• _Assigned task_: Write every record out again exactly as shown below.

• _Entries shown_:
___

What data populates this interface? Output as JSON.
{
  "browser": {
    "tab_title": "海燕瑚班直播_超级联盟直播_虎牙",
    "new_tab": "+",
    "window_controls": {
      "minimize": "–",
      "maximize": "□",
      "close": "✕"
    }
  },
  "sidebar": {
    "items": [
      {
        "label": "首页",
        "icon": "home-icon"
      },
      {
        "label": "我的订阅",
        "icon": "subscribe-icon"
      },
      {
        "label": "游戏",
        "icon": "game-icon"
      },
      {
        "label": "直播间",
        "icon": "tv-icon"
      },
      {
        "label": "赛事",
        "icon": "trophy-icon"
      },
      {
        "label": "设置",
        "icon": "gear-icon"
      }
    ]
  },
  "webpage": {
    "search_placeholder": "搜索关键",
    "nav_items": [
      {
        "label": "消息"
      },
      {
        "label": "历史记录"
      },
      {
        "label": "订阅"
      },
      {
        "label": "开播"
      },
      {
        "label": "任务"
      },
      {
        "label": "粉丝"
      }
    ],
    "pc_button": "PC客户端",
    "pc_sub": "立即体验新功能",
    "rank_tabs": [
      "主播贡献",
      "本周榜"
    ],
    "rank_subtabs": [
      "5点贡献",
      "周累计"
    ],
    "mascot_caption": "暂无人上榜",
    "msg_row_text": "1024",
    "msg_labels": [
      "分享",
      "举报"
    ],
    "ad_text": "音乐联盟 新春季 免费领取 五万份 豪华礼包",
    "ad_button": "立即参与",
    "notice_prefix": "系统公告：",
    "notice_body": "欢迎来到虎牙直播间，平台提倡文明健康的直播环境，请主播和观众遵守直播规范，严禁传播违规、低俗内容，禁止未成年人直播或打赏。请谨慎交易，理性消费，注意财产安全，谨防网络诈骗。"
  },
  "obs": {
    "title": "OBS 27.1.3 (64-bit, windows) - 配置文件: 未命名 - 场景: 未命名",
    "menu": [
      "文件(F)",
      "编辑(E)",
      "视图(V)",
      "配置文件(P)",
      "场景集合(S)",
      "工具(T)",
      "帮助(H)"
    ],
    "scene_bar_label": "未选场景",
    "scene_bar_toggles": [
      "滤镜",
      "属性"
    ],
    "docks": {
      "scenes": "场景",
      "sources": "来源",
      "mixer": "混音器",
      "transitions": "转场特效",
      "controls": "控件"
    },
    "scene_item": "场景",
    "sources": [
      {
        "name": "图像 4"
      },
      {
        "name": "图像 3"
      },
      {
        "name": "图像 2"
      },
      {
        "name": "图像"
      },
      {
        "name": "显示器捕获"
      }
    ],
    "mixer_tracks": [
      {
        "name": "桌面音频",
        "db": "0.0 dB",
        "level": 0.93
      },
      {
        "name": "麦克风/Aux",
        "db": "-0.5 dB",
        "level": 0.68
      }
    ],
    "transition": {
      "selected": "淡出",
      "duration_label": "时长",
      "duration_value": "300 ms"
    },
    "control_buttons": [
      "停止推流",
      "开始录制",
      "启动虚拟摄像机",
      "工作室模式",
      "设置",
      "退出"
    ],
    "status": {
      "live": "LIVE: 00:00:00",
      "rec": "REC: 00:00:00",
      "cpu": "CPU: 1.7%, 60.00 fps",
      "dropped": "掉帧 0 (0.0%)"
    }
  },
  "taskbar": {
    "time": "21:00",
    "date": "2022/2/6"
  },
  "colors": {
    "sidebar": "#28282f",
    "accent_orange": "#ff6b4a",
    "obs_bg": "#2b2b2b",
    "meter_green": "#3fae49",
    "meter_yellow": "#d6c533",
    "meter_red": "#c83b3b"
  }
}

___

• _Response_:
What data populates this interface? Output as JSON.
{
  "browser": {
    "tab_title": "海燕瑚班直播_超级联盟直播_虎牙",
    "new_tab": "+",
    "window_controls": {
      "minimize": "–",
      "maximize": "□",
      "close": "✕"
    }
  },
  "sidebar": {
    "items": [
      {
        "label": "首页",
        "icon": "home-icon"
      },
      {
        "label": "我的订阅",
        "icon": "subscribe-icon"
      },
      {
        "label": "游戏",
        "icon": "game-icon"
      },
      {
        "label": "直播间",
        "icon": "tv-icon"
      },
      {
        "label": "赛事",
        "icon": "trophy-icon"
      },
      {
        "label": "设置",
        "icon": "gear-icon"
      }
    ]
  },
  "webpage": {
    "search_placeholder": "搜索关键",
    "nav_items": [
      {
        "label": "消息"
      },
      {
        "label": "历史记录"
      },
      {
        "label": "订阅"
      },
      {
        "label": "开播"
      },
      {
        "label": "任务"
      },
      {
        "label": "粉丝"
      }
    ],
    "pc_button": "PC客户端",
    "pc_sub": "立即体验新功能",
    "rank_tabs": [
      "主播贡献",
      "本周榜"
    ],
    "rank_subtabs": [
      "5点贡献",
      "周累计"
    ],
    "mascot_caption": "暂无人上榜",
    "msg_row_text": "1024",
    "msg_labels": [
      "分享",
      "举报"
    ],
    "ad_text": "音乐联盟 新春季 免费领取 五万份 豪华礼包",
    "ad_button": "立即参与",
    "notice_prefix": "系统公告：",
    "notice_body": "欢迎来到虎牙直播间，平台提倡文明健康的直播环境，请主播和观众遵守直播规范，严禁传播违规、低俗内容，禁止未成年人直播或打赏。请谨慎交易，理性消费，注意财产安全，谨防网络诈骗。"
  },
  "obs": {
    "title": "OBS 27.1.3 (64-bit, windows) - 配置文件: 未命名 - 场景: 未命名",
    "menu": [
      "文件(F)",
      "编辑(E)",
      "视图(V)",
      "配置文件(P)",
      "场景集合(S)",
      "工具(T)",
      "帮助(H)"
    ],
    "scene_bar_label": "未选场景",
    "scene_bar_toggles": [
      "滤镜",
      "属性"
    ],
    "docks": {
      "scenes": "场景",
      "sources": "来源",
      "mixer": "混音器",
      "transitions": "转场特效",
      "controls": "控件"
    },
    "scene_item": "场景",
    "sources": [
      {
        "name": "图像 4"
      },
      {
        "name": "图像 3"
      },
      {
        "name": "图像 2"
      },
      {
        "name": "图像"
      },
      {
        "name": "显示器捕获"
      }
    ],
    "mixer_tracks": [
      {
        "name": "桌面音频",
        "db": "0.0 dB",
        "level": 0.93
      },
      {
        "name": "麦克风/Aux",
        "db": "-0.5 dB",
        "level": 0.68
      }
    ],
    "transition": {
      "selected": "淡出",
      "duration_label": "时长",
      "duration_value": "300 ms"
    },
    "control_buttons": [
      "停止推流",
      "开始录制",
      "启动虚拟摄像机",
      "工作室模式",
      "设置",
      "退出"
    ],
    "status": {
      "live": "LIVE: 00:00:00",
      "rec": "REC: 00:00:00",
      "cpu": "CPU: 1.7%, 60.00 fps",
      "dropped": "掉帧 0 (0.0%)"
    }
  },
  "taskbar": {
    "time": "21:00",
    "date": "2022/2/6"
  },
  "colors": {
    "sidebar": "#28282f",
    "accent_orange": "#ff6b4a",
    "obs_bg": "#2b2b2b",
    "meter_green": "#3fae49",
    "meter_yellow": "#d6c533",
    "meter_red": "#c83b3b"
  }
}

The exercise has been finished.